The quibbles are few. Some of the technical issues are unresolved. The significance of having pale eyes was never explained, and I couldn’t help but wonder how they controlled the climate and manipulated colors. But let’s remember the target audience was YA’s, not science geeks like me.
The “vanilla” version of The Giver sells for $6.99 at Amazon, with the other three books in the series all in the $3.99-$5.99 range. The “illustrated” version, which is what I read, sells for $11.49, which seems pretty steep for just a couple pictures added in. But this is a very popular book, so if your local library offers e-books, you might look there first.
“There are good things each year,” Jonas reminded her. “This year you get to start your volunteer hours. And remember last year, when you became a Seven, you were so happy to get your front-buttoned jacket?”
The little girl nodded and looked down at herself, at the jacket with its row of large buttons that designated her as a Seven. Fours, Fives, and Sixes all wore jackets that fastened down the back so that they would have to help each other dress and would learn interdependence. (loc. 473)
“Why don’t we have snow, and sleds, and hills?” he asked. “And when did we, in the past? Did my parents have sleds when they were young? Did you?”
The old man shrugged and gave a short laugh. “No,” he told Jonas. “It’s a very distant memory.”
(. . .)
“But what happened to those things? Snow, and the rest of it?”
“Climate Control. Snow made growing food difficult, limited the agricultural periods. And unpredictable weather made transportation almost impossible at times. It wasn’t a practical thing, so it became obsolete when we went to Sameness.” (loc. 937)
“Fun doesn’t end when you become Twelve.” (loc. 240)
Like A Wrinkle In Time (reviewed here), I was interested in reading The Giver because it is both a highly-acclaimed, award-winning YA novel and a book that is always in the “most frequently requested to be removed from libraries” lists. Unsurprisingly, the rationale for banning both books is remarkably inane. Apparently, there are parents out there who live in mortal fear that their dear little kiddies might be encouraged to think for themselves and arrive at their own conclusions.
Most of the plotlines are not resolved, and Lois Lowry has indicated this was deliberate. In the years since 1994, she’s penned another three books set in the same world, but my impression is they involve new characters, and we never will learn the rest of Jonas’ story.
I’m okay with that; I can’t think of any dystopian novel where all the woes are cured and life becomes all peaches and cream thereafter. My local digital library has the other three books, but I may or may not get around to reading them.
9½ Stars.
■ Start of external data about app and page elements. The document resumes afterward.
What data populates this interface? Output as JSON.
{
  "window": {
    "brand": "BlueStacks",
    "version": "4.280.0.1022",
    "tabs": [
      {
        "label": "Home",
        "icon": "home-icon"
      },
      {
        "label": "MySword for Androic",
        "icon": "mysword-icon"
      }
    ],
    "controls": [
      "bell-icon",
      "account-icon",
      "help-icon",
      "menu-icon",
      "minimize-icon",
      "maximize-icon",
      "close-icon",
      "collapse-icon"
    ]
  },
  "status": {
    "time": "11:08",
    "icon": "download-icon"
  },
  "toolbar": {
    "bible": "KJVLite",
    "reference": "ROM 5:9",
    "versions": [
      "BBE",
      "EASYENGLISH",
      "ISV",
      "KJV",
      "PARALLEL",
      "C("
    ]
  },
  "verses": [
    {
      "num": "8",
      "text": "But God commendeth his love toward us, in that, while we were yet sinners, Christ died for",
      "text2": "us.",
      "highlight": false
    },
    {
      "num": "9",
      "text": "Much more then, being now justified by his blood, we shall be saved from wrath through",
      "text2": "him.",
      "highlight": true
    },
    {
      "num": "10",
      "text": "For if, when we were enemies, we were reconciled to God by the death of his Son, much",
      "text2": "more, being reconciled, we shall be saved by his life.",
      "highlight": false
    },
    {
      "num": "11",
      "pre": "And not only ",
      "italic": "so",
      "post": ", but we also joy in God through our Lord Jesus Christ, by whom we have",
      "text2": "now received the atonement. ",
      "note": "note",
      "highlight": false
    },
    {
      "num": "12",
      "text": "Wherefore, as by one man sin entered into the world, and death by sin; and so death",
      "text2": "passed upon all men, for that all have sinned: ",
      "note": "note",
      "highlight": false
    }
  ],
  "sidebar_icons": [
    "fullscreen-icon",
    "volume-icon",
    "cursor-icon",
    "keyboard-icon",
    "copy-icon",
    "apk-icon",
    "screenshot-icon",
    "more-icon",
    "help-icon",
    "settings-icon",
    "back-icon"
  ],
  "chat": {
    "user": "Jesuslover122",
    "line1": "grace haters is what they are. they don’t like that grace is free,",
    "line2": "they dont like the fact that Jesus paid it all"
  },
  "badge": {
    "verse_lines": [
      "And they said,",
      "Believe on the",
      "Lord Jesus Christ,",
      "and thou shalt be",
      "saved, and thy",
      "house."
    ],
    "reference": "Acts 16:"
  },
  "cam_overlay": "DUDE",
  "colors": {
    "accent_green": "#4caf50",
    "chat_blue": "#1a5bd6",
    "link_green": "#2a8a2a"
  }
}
I found The Giver to be a masterpiece of YA literature, fully deserving of the many awards it has garnered. I recommend it highly for young adults and older persons alike. Read it and then tell me what sensible reason can be given for wanting to ban this book.